"Do you see before you what we have wrought? A new land, a new people. A new age has begun on this island. These lands have seen much bloodshed and violence. Now the prospect of a real peace and true prosperity fills the hearts of your two peoples. As on the battlefield where we have stood together against overwhelming odds, you will now work together against even greater challenges to truly unify the land and to stop the bleeding and the chaos."
As he spoke, the young wife of Harrall, the Iceni princess Igraine with their five-year-old daughter arrived in the chamber and they took their place next to their husband and father, the Norse Prince Harrall. As King Brian watched the British Princess sit next to the Norse Battle lord, he looked upon the child and laughed at the his recognition at the obvious implication at what she now represented—what the new land was to become.
"There, dearest brothers, is your future. Norse and Briton united, at once the same but now neither. You are something new."
He pointed at Harrall, Igraine and their daughter. The child was the embodiment of the new people and the new kingdom forged in the fire of a people's strength united. As a hush fell over the body of celebrants, Prince Bran knew what his ally, the Irish king meant. The Prince of the Iceni, the single most powerful tribal leader in Britain turned to the council of assembled Norse and Briton nobles and spoke these words:

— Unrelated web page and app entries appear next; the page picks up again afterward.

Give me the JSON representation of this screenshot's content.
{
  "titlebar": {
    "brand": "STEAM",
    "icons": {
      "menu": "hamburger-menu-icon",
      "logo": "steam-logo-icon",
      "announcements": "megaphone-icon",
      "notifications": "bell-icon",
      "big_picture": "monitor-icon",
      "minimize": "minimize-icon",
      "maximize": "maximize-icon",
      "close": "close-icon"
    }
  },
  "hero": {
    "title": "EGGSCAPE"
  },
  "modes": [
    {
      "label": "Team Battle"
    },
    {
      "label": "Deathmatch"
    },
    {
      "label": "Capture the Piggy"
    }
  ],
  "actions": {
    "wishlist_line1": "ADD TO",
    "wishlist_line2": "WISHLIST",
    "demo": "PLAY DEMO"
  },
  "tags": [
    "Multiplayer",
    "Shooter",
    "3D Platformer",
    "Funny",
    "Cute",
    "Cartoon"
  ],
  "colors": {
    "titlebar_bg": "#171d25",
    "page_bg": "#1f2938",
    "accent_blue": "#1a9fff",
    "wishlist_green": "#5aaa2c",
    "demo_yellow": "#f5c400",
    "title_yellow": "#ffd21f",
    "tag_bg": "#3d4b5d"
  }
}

"Lords and Nobles, I would like to suggest to you that before you is your new King" he paused and looked upon the faces of the men gathered in the chamber. "Are there any one of you that would stand and oppose the confirmation of this man as your lord?"
Among those gathered there was only silence as none thought otherwise
Harrall was in obvious shock as he let go a short sharp laugh of disbelief that broke the silence, as this was most unexpected. Igraine having seen this in a dream just smiled.
The Council room erupted with unanimity and agreement. Prince Harrall was to now be King. "King Harrall" They exclaimed. "Long live the King!"
During the commotion King Brian stepped over to the beautiful child and knelt.
"What is your name, child?" To which she replied in a small clear voice
"I am called Saesa. My name is Saesa-Knoss"
The King asked knowingly, "Do you know what it means?"
The small sweet voice replied, "Yes, I do."
"Will you tell me, Saesa-Knoss, what it means?"
The King of the Morchoe drew close to the child as the room fell silent and those in it listened intently to the exchange between a king of men and the innocent and delicate child as if the secret of secrets was to be revealed to them.
In the quiet voice of a child she replied, "It means precious jewel of a crown"
The Irish king stood and turned to the still silent council and announced to them.
"Here stands the future. Your future as one. Your unity expressed before you. You are all like her, children of a new union. A new land, a new nation of one people, of one mind and will. You are no longer Briton. You are no longer Norse."
The council was silent, and they watched King Brian step down to the floor. He held up his golden cup in a toast.
"To the land of the Saes...!"